OK, you know refrain, obviously. As in refrain from doing that, meaning ‘restrain yourself from doing that’ or, in common use, ‘I’m asking you not to do that again’. And as in sing the refrain, meaning ‘sing the part that you sing over and over again’. Which therefore means that refrain from singing the refrain means ‘I’m asking you not to sing the part you sing again again’.
So wait. Is the re– in refrain as in ‘restrain’ the re– that means ‘hold back’ or ‘go back’ – and thus ‘double back’ – while the re– in refrain as in ‘repeat’ is the re– that means ‘do again’ – and thus ‘double up’?
Why, yes, that’s right.
So the re and re in refrain from the refrain cancel each other out and leave us with frain from frain.
But what does frain mean? Continue reading
A place in the sun. Or near the sunbeam, anyway.
Listen to this coffice space review, complete with sound effects, on Patreon
I first came to The Porch Light in mid-winter, quite by whim and serendipity. I was on King Street near Jarvis and had intended to go to a coffice space just a bit farther east on King, but the streetcar that showed up was a 502 bound for Kingston Road and I thought, What the heck. I took it to Victoria Park and then walked back west along Kingston Road until I found this coffice space a few blocks along. It was – and is – bright, sunny, generally calm and quiet. People come here to work on their computers and just sometimes to be social. Continue reading
Is nimbus a contronym? Continue reading
We seem to experience life as a continuum, but when we remember it, it is often more like a series of moments, glances through a window, connecting to a sequence – sometimes a sequence that just repeats itself. Life flickers by in an incessant ring, turning and turning again: a zoetrope. Continue reading
When They Found Out What These Words Are Supposed To Mean, He Was Bemused But She Was Nonplussed!
More often than we even tend to admit, we learn words by seeing them in context and figuring them out by what they look like they should mean, with an eye to what the context allows. This is how, for instance, internecine came to have a sense of ‘mutually destructive’: people saw inter and thought ‘between’, when in the original the inter was just an intensifier, sort of like how in English we can say through and through or up one side and down the other or right down or downright or…
But also more often than we like to admit, when we learn that a word has a traditional or original meaning that is different from how many people use it now, we like to use it as a weapon.

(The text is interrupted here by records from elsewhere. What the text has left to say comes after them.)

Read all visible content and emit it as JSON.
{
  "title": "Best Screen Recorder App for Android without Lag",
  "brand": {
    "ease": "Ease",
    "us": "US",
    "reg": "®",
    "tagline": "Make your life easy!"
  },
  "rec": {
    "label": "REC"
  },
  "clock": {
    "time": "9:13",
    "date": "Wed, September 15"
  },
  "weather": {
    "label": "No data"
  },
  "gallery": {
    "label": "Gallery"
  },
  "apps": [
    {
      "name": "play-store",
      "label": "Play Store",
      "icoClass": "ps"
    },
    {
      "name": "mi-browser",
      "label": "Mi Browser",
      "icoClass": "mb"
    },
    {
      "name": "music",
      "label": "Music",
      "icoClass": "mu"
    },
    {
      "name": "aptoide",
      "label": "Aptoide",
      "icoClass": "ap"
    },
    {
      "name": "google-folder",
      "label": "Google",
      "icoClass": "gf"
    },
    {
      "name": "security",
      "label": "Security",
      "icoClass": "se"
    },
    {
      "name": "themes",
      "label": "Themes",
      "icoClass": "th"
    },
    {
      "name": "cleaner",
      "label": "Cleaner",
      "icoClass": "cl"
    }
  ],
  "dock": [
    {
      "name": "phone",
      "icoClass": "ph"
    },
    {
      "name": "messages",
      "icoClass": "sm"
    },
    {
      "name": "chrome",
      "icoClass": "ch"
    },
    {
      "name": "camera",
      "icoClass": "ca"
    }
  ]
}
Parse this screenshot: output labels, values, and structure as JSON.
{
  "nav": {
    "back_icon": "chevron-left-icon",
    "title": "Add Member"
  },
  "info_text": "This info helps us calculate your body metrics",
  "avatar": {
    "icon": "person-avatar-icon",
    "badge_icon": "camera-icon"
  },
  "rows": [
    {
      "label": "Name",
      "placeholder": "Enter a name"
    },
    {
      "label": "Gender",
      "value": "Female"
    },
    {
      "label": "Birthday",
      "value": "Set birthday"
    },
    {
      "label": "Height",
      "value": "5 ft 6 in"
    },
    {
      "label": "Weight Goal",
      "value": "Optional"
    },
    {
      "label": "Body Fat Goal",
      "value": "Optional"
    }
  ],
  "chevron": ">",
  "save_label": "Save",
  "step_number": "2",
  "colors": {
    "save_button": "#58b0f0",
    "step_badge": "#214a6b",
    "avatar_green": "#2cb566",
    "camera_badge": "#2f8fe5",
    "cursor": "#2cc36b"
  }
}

See decimate for a sparkling example. “You idiot, don’t you know that decimate refers to a practice of killing one in ten? You use it like it means reducing to one tenth, you illiterate barbarian!”
I wouldn’t be surprised if you were bemused by the one and nonplussed by the other. I also wouldn’t be surprised if you were bemused by the one and nonplussed by the other. Continue reading